◆ Work required ◆
Look for "description" in the material below and show each line that contains it.

◆ Given information ◆
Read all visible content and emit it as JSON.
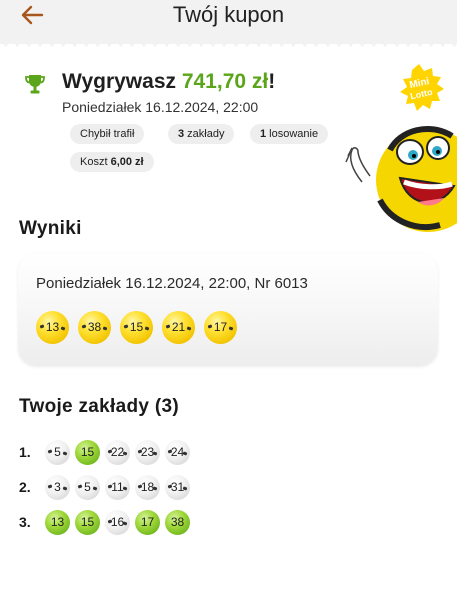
{
  "header": {
    "title": "Twój kupon"
  },
  "win": {
    "prefix": "Wygrywasz ",
    "amount": "741,70 zł",
    "suffix": "!",
    "date": "Poniedziałek 16.12.2024, 22:00"
  },
  "chips": {
    "chybil": "Chybił trafił",
    "bets_count": "3",
    "bets_label": " zakłady",
    "draws_count": "1",
    "draws_label": " losowanie",
    "cost_label": "Koszt ",
    "cost_value": "6,00 zł"
  },
  "brand": {
    "logo_line1": "Mini",
    "logo_line2": "Lotto"
  },
  "results": {
    "heading": "Wyniki",
    "draw_info": "Poniedziałek 16.12.2024, 22:00, Nr 6013",
    "numbers": [
      "13",
      "38",
      "15",
      "21",
      "17"
    ]
  },
  "bets": {
    "heading": "Twoje zakłady (3)",
    "rows": [
      {
        "label": "1.",
        "balls": [
          {
            "n": "5",
            "hit": false
          },
          {
            "n": "15",
            "hit": true
          },
          {
            "n": "22",
            "hit": false
          },
          {
            "n": "23",
            "hit": false
          },
          {
            "n": "24",
            "hit": false
          }
        ]
      },
      {
        "label": "2.",
        "balls": [
          {
            "n": "3",
            "hit": false
          },
          {
            "n": "5",
            "hit": false
          },
          {
            "n": "11",
            "hit": false
          },
          {
            "n": "18",
            "hit": false
          },
          {
            "n": "31",
            "hit": false
          }
        ]
      },
      {
        "label": "3.",
        "balls": [
          {
            "n": "13",
            "hit": true
          },
          {
            "n": "15",
            "hit": true
          },
          {
            "n": "16",
            "hit": false
          },
          {
            "n": "17",
            "hit": true
          },
          {
            "n": "38",
            "hit": true
          }
        ]
      }
    ]
  },
  "colors": {
    "accent_green": "#5aa51a",
    "back_arrow": "#a8571c",
    "ball_yellow": "#ffd400",
    "ball_green": "#8dcb2f"
  },
  "icons": {
    "back": "arrow-left-icon",
    "trophy": "trophy-icon"
  }
}
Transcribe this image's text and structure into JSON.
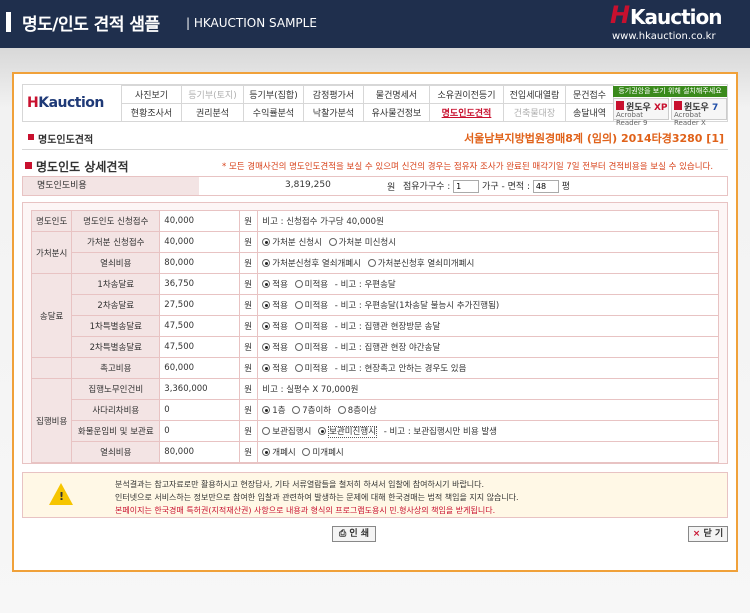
{
  "header": {
    "title": "명도/인도 견적 샘플",
    "subtitle": "| HKAUCTION SAMPLE",
    "logo_h": "H",
    "logo_rest": "Kauction",
    "logo_url": "www.hkauction.co.kr"
  },
  "nav": {
    "logo_h": "H",
    "logo_rest": "Kauction",
    "row1": [
      "사진보기",
      "등기부(토지)",
      "등기부(집합)",
      "감정평가서",
      "물건명세서",
      "소유권이전등기",
      "전입세대열람",
      "문건접수"
    ],
    "row2": [
      "현황조사서",
      "권리분석",
      "수익률분석",
      "낙찰가분석",
      "유사물건정보",
      "명도인도견적",
      "건축물대장",
      "송달내역"
    ],
    "download_note": "등기권앙을 보기 위해 설치해주세요",
    "btn_xp": {
      "label": "윈도우",
      "ver": "XP",
      "sub": "Acrobat Reader 9"
    },
    "btn_7": {
      "label": "윈도우",
      "ver": "7",
      "sub": "Acrobat Reader X"
    }
  },
  "page": {
    "section_label": "명도인도견적",
    "case_info": "서울남부지방법원경매8계  (임의) 2014타경3280 [1]",
    "detail_title": "명도인도 상세견적",
    "detail_note": "* 모든 경매사건의 명도인도견적을 보실 수 있으며 신건의 경우는 점유자 조사가 완료된 매각기일 7일 전부터 견적비용을 보실 수 있습니다."
  },
  "summary": {
    "label": "명도인도비용",
    "amount": "3,819,250",
    "won": "원",
    "occupants_label": "점유가구수 :",
    "occupants_value": "1",
    "area_label": "가구 - 면적 :",
    "area_value": "48",
    "area_unit": "평"
  },
  "rows": {
    "group_myeongdo": "명도인도",
    "group_gacheobun": "가처분시",
    "group_songdal": "송달료",
    "group_jiphaeng": "집행비용",
    "won": "원",
    "r1": {
      "label": "명도인도 신청접수",
      "amount": "40,000",
      "desc": "비고 : 신청접수 가구당 40,000원"
    },
    "r2": {
      "label": "가처분 신청접수",
      "amount": "40,000",
      "opt1": "가처분 신청시",
      "opt2": "가처분 미신청시"
    },
    "r3": {
      "label": "열쇠비용",
      "amount": "80,000",
      "opt1": "가처분신청후 열쇠개폐시",
      "opt2": "가처분신청후 열쇠미개폐시"
    },
    "r4": {
      "label": "1차송달료",
      "amount": "36,750",
      "opt1": "적용",
      "opt2": "미적용",
      "desc": "- 비고 : 우편송달"
    },
    "r5": {
      "label": "2차송달료",
      "amount": "27,500",
      "opt1": "적용",
      "opt2": "미적용",
      "desc": "- 비고 : 우편송달(1차송달 불능시 추가진행됨)"
    },
    "r6": {
      "label": "1차특별송달료",
      "amount": "47,500",
      "opt1": "적용",
      "opt2": "미적용",
      "desc": "- 비고 : 집행관 현장방문 송달"
    },
    "r7": {
      "label": "2차특별송달료",
      "amount": "47,500",
      "opt1": "적용",
      "opt2": "미적용",
      "desc": "- 비고 : 집행관 현장 야간송달"
    },
    "r8": {
      "label": "촉고비용",
      "amount": "60,000",
      "opt1": "적용",
      "opt2": "미적용",
      "desc": "- 비고 : 현장촉고 안하는 경우도 있음"
    },
    "r9": {
      "label": "집행노무인건비",
      "amount": "3,360,000",
      "desc": "비고 : 실평수 X 70,000원"
    },
    "r10": {
      "label": "사다리차비용",
      "amount": "0",
      "opt1": "1층",
      "opt2": "7층이하",
      "opt3": "8층이상"
    },
    "r11": {
      "label": "화물운임비 및 보관료",
      "amount": "0",
      "opt1": "보관집행시",
      "opt2": "보관미진행시",
      "desc": "- 비고 : 보관집행시만 비용 발생"
    },
    "r12": {
      "label": "열쇠비용",
      "amount": "80,000",
      "opt1": "개폐시",
      "opt2": "미개폐시"
    }
  },
  "notice": {
    "line1": "분석결과는 참고자료로만 활용하시고 현장답사, 기타 서류열람들을 철저히 하셔서 입찰에 참여하시기 바랍니다.",
    "line2": "인터넷으로 서비스하는 정보만으로 참여한 입찰과 관련하여 발생하는 문제에 대해 한국경매는 법적 책임을 지지 않습니다.",
    "line3": "본페이지는 한국경매 특허권(지적재산권) 사항으로 내용과 형식의 프로그램도용시 민.형사상의 책임을 받게됩니다."
  },
  "buttons": {
    "print": "인 쇄",
    "close": "닫 기"
  }
}
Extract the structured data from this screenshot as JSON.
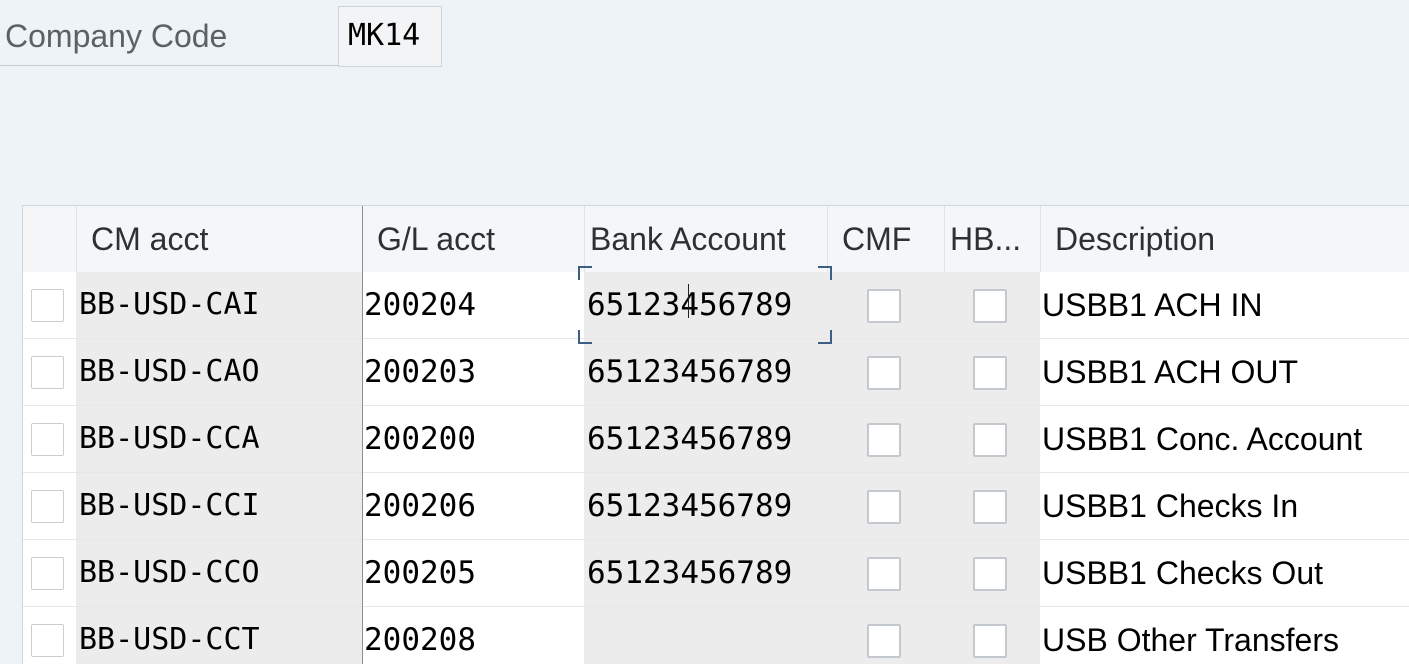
{
  "header": {
    "company_code_label": "Company Code",
    "company_code_value": "MK14"
  },
  "table": {
    "columns": {
      "cm_acct": "CM acct",
      "gl_acct": "G/L acct",
      "bank_account": "Bank Account",
      "cmf": "CMF",
      "hb": "HB...",
      "description": "Description"
    },
    "rows": [
      {
        "cm_acct": "BB-USD-CAI",
        "gl_acct": "200204",
        "bank_account": "65123456789",
        "description": "USBB1 ACH IN"
      },
      {
        "cm_acct": "BB-USD-CAO",
        "gl_acct": "200203",
        "bank_account": "65123456789",
        "description": "USBB1 ACH OUT"
      },
      {
        "cm_acct": "BB-USD-CCA",
        "gl_acct": "200200",
        "bank_account": "65123456789",
        "description": "USBB1 Conc. Account"
      },
      {
        "cm_acct": "BB-USD-CCI",
        "gl_acct": "200206",
        "bank_account": "65123456789",
        "description": "USBB1 Checks In"
      },
      {
        "cm_acct": "BB-USD-CCO",
        "gl_acct": "200205",
        "bank_account": "65123456789",
        "description": "USBB1 Checks Out"
      },
      {
        "cm_acct": "BB-USD-CCT",
        "gl_acct": "200208",
        "bank_account": "",
        "description": "USB Other Transfers"
      }
    ]
  }
}
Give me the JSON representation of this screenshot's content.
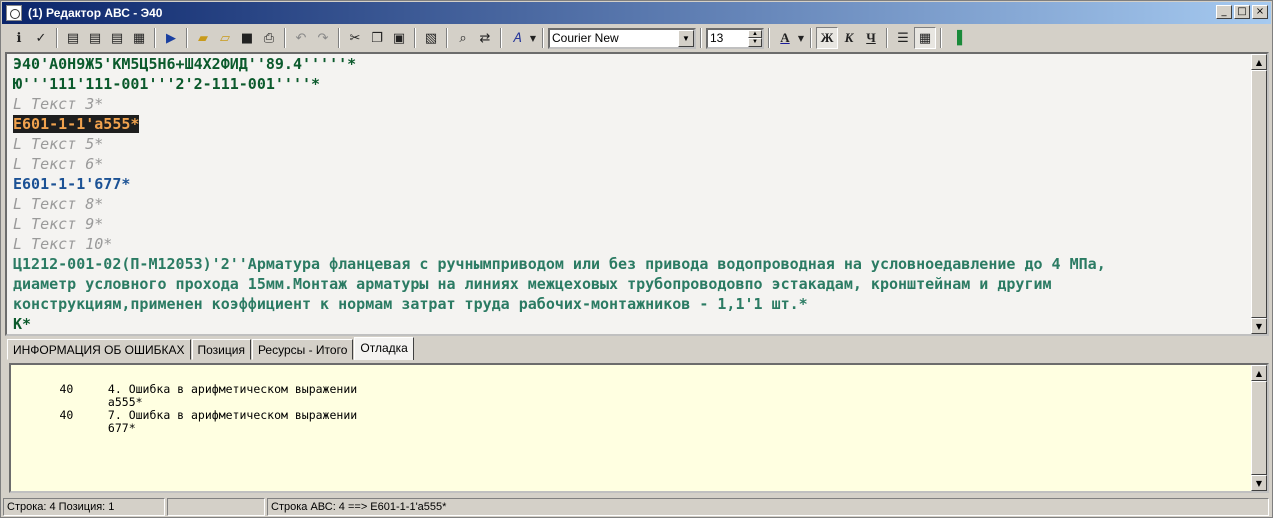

◆ Answer to the exercise ◆
      "description": "Description"
        "description": "USBB1 ACH IN"
        "description": "USBB1 ACH OUT"
        "description": "USBB1 Conc. Account"
        "description": "USBB1 Checks In"
        "description": "USBB1 Checks Out"
        "description": "USB Other Transfers"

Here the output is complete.